By making it the exact opposite of the “swoosh” we can see the difference. It might not be obvious as to why this line is different but the audience will subconsciously know that they are.
Closeup image here
I like to thicken lines where they meet at “T” intersection. Think about how the jawline meets with the neck. Give it a little more weight to indicate the convergence of sections of the subject.
This does not necessarily apply to the webbing on the costume, due to the fact that that is just details on the material. This mainly applies to the subject itself.
When drawing a longer line that needs to be smooth, pull your pencil (in this case, apple pencil) towards you. Don’t push the pencil away, this will make it harder to draw a smooth curved line. I also find that it helps to control your breathing. Only make the stroke when exhaling. It will help steady your hand.
If you don’t believe me, ask any sharpshooter.
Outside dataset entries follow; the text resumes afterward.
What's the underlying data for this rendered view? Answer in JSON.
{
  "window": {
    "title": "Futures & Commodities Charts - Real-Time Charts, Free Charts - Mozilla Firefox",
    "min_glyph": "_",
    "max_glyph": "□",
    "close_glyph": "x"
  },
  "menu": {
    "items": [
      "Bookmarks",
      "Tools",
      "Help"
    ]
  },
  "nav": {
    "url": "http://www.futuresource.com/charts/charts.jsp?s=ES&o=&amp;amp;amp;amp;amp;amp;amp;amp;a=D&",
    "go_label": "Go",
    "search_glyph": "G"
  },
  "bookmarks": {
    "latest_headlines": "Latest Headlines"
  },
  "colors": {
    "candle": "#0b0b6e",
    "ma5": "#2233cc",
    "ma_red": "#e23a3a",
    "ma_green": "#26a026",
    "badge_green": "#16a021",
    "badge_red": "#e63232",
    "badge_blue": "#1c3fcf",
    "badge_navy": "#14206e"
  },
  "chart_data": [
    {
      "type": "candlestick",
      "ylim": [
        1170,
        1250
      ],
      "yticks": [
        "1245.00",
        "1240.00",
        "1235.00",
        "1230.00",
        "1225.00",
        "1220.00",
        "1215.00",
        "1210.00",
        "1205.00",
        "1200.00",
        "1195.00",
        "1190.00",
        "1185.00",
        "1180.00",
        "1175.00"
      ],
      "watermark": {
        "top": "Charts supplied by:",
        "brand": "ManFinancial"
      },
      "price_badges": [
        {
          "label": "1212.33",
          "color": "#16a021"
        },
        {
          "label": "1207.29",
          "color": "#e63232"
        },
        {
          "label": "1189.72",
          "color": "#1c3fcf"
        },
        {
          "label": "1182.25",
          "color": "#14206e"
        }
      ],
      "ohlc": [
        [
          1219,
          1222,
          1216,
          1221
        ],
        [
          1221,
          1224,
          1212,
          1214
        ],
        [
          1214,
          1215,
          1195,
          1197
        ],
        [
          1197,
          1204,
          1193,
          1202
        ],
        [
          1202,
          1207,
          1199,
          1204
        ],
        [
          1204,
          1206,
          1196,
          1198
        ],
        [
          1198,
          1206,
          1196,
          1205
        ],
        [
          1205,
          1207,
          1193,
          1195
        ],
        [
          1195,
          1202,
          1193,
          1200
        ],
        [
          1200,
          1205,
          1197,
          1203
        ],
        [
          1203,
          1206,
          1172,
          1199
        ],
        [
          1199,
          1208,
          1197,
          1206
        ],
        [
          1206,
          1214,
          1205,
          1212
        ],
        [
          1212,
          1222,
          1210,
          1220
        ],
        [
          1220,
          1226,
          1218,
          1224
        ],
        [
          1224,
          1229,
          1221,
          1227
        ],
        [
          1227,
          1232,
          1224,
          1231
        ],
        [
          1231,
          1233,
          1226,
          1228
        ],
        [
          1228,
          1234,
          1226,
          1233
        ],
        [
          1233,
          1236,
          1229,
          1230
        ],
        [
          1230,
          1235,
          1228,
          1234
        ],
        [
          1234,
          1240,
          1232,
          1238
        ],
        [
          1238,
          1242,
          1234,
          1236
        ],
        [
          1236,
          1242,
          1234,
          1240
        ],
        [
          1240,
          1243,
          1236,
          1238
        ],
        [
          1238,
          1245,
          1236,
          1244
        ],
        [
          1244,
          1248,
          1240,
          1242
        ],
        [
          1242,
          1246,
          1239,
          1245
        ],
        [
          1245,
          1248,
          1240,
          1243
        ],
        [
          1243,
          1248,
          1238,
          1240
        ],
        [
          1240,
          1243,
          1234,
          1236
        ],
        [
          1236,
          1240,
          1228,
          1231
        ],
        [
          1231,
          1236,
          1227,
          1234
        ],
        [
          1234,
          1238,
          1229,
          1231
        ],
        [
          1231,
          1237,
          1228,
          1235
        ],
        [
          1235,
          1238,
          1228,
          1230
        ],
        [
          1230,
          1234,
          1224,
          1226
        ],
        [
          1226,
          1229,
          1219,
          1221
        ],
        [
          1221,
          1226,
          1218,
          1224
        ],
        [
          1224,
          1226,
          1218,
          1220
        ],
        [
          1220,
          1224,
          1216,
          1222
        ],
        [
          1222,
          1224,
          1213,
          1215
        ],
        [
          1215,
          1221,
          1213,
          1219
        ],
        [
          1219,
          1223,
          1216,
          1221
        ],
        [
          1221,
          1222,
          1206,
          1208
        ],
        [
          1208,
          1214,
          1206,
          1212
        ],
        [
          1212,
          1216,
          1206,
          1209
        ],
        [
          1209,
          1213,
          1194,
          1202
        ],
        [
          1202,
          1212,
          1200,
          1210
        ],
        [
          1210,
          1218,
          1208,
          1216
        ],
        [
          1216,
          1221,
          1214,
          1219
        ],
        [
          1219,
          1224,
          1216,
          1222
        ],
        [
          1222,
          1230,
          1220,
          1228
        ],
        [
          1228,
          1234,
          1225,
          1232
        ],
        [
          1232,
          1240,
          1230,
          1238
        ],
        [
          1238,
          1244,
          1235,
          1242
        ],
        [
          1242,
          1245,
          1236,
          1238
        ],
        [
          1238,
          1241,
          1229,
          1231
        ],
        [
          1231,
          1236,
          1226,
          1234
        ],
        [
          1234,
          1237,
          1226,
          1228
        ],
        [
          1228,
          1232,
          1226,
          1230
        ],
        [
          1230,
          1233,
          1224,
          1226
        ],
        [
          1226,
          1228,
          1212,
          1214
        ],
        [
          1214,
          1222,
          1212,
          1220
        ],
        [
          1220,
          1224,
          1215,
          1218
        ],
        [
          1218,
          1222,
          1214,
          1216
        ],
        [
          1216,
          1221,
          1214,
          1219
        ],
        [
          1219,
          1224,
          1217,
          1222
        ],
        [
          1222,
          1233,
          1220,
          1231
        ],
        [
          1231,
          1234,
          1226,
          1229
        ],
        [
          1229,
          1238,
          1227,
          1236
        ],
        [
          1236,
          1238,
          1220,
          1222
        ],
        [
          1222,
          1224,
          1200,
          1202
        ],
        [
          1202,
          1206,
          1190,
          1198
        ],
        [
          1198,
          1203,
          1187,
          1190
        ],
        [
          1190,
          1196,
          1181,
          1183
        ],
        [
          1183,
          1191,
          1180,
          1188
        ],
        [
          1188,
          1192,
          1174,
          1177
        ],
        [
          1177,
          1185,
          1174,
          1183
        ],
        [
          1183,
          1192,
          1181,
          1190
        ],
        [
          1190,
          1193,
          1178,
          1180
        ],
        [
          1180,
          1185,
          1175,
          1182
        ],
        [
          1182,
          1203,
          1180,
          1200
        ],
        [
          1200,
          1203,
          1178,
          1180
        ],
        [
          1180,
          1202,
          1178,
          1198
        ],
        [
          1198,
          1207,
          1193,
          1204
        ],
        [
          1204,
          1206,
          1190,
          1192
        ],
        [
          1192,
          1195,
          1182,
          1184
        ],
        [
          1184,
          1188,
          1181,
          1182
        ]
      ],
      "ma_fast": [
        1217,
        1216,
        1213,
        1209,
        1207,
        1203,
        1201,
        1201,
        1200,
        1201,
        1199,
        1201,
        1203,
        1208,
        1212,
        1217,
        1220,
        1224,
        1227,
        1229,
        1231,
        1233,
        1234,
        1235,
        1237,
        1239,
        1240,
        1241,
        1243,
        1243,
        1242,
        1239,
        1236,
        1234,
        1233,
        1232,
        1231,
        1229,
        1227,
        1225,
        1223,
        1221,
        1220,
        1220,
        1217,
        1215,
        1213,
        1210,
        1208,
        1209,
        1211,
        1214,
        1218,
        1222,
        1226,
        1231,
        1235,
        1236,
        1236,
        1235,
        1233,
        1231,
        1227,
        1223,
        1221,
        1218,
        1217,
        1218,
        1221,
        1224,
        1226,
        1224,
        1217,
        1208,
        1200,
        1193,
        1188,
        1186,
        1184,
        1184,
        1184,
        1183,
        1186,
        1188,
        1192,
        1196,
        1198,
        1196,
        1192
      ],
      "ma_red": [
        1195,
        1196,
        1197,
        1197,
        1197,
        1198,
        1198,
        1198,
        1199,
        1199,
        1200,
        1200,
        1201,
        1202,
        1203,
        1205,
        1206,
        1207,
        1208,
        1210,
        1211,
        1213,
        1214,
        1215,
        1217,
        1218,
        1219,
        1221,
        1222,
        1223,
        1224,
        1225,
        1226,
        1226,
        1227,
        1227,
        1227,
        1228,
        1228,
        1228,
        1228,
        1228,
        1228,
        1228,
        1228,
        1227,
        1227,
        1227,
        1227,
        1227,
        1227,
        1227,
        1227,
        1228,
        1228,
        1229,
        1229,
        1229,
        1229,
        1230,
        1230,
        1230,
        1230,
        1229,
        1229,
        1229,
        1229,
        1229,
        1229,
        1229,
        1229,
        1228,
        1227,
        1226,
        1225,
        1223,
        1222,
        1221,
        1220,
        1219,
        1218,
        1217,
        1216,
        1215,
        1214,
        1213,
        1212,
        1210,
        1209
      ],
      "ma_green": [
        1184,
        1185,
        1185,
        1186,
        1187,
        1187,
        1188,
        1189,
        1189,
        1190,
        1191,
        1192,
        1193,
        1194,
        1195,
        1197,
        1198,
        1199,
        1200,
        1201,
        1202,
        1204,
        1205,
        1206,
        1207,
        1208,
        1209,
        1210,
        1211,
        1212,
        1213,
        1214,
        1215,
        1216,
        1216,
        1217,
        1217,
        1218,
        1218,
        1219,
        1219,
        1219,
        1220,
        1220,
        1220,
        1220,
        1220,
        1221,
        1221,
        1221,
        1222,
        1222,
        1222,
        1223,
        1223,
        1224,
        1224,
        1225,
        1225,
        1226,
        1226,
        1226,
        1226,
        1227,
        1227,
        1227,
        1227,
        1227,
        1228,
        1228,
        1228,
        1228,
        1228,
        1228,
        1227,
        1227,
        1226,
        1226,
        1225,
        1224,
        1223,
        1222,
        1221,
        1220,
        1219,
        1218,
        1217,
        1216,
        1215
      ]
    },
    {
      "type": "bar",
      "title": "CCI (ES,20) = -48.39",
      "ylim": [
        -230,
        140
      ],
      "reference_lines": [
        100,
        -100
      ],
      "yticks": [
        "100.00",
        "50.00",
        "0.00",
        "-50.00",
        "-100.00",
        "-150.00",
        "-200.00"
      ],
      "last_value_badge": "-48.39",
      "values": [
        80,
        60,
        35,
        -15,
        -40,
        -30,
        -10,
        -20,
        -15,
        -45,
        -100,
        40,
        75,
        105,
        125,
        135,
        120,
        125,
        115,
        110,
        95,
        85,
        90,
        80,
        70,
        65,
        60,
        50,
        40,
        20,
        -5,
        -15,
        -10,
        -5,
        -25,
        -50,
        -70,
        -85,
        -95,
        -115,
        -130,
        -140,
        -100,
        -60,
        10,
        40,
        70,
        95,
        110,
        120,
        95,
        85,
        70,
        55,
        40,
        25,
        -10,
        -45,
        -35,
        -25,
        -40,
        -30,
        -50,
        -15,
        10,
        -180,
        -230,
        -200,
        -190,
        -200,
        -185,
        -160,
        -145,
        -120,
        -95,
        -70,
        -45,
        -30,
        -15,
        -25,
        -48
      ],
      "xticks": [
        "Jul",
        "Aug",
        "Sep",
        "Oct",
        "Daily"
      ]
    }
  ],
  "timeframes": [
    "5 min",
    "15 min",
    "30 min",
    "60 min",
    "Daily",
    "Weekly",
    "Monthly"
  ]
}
They will give you the same advice.
Starting from the very top of the head, I make a nice round oval. If you notice that the line is stretched tiniest closest to the light source. The back of the head and bottom of the jaw are thicker.
I, of course, and not talking about the outside designs of the eyes, due to the fact that they are simple designs.
The left side of the jawline is thinner than the right due to the fact that it is both further away and closer to the light source.
Save any hatching until you are completely done with the contour lines.
If you notice, I didn’t put any webbing on the costume, even though it has the same style as the face. This was so that I could keep the attention directly on the face, which is directly in the center of the paper. I can get away with less detail towards the outside in order to make sure that the focal point is where I want it.
I now have one piece done. This means that I can pick up the next piece and keep applying everything I’ve learned and perfect my craft.
Don’t ever think that since I’m done with the piece, I’m done. As my old college professor used to tell me, “Done is the engine of more.” move on, get more practice, and real-world experience under your belt. You’re done when you’re dead.
To end on a happy note, art is one of the most relaxing things you can do. Get good and get your work out there so you can get paid while you’re still alive. Upload your progress in a living journal of art on the CryptoComics Marketplace. And don’t forget, we will see you, in the funny pages.